Figure 5: Projected funded percentage through 2023 critical and declining plans versus all other plans
While the primary driver of financial health of multiemployer pension plans continues to be asset performance, more tools are needed for many critical and declining plans to recover. As Figure 5 illustrates, even a significant bounce back from 2018 cannot right the ship for critical and declining plans. Many of these plans are likely headed for insolvency absent Congressional action. In contrast, in the aggregate, non-critical and declining plans can withstand another modest investment loss in 2019 and remain on a path to recovery.
About this study
The results in this study were derived from publicly available Internal Revenue Service (IRS) Form 5500 data as of February 2019 for all multiemployer plans, numbering between 1,200 and 1,300, depending on the measurement date used. Data for a limited number of plans that clearly appeared to be erroneous was modified to ensure the results were reasonable and a sufficiently complete representation of the multiemployer universe.
Liability amounts were based on unit credit accrued liabilities reported on Schedule MB, and were adjusted to the relevant measurement dates using standard actuarial approximation techniques. For this purpose, each plan’s monthly cash flow, benefit cost, and actuarial assumptions were assumed to be constant throughout the year and in the future.

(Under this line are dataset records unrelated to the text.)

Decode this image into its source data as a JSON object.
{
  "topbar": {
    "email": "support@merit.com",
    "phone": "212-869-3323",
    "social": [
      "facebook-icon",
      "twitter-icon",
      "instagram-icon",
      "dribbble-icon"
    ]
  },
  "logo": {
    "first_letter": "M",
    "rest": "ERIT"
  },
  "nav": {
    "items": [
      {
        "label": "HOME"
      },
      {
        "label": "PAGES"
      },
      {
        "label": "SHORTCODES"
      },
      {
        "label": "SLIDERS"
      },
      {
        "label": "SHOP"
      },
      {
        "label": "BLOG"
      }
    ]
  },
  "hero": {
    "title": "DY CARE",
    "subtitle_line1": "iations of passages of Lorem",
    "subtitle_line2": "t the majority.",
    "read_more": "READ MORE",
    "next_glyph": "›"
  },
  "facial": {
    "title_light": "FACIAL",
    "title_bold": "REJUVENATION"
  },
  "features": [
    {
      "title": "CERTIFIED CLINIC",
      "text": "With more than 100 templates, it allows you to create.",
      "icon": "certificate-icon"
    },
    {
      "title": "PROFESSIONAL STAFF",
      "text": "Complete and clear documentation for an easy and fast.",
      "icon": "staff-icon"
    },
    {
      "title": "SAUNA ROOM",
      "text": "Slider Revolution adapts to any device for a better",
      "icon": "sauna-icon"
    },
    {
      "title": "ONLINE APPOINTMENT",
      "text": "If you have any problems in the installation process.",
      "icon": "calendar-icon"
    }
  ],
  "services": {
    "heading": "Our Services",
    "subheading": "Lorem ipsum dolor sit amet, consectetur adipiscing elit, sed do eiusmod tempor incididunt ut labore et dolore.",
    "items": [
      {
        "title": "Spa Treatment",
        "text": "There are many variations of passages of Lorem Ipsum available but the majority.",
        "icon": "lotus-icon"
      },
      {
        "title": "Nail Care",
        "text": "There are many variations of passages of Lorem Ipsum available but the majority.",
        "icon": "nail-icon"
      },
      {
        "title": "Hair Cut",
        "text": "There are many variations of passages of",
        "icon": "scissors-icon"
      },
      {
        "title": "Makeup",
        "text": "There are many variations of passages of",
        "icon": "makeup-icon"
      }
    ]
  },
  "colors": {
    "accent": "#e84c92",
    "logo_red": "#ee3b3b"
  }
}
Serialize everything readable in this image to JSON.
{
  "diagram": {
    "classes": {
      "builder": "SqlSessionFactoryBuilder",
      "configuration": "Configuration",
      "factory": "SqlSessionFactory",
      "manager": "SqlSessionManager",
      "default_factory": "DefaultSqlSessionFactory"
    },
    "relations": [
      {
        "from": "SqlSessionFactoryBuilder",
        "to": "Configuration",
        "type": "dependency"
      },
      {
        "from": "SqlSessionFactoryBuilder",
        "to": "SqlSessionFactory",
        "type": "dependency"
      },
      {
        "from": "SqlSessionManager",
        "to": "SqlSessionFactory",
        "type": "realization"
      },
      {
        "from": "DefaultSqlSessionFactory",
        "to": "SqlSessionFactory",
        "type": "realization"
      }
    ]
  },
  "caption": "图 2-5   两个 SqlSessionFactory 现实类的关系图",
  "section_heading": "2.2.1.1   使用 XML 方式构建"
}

Projections of asset values to the measurement date reflect the use of constant cash flows and monthly index returns for a simplified portfolio composed of 45% U.S. equities, 20% international equities, and 35% U.S. fixed income investments.
Significant changes to the data and assumptions could lead to much different results for individual plans, but would likely not have a significant impact on the aggregate results or the conclusions in this study.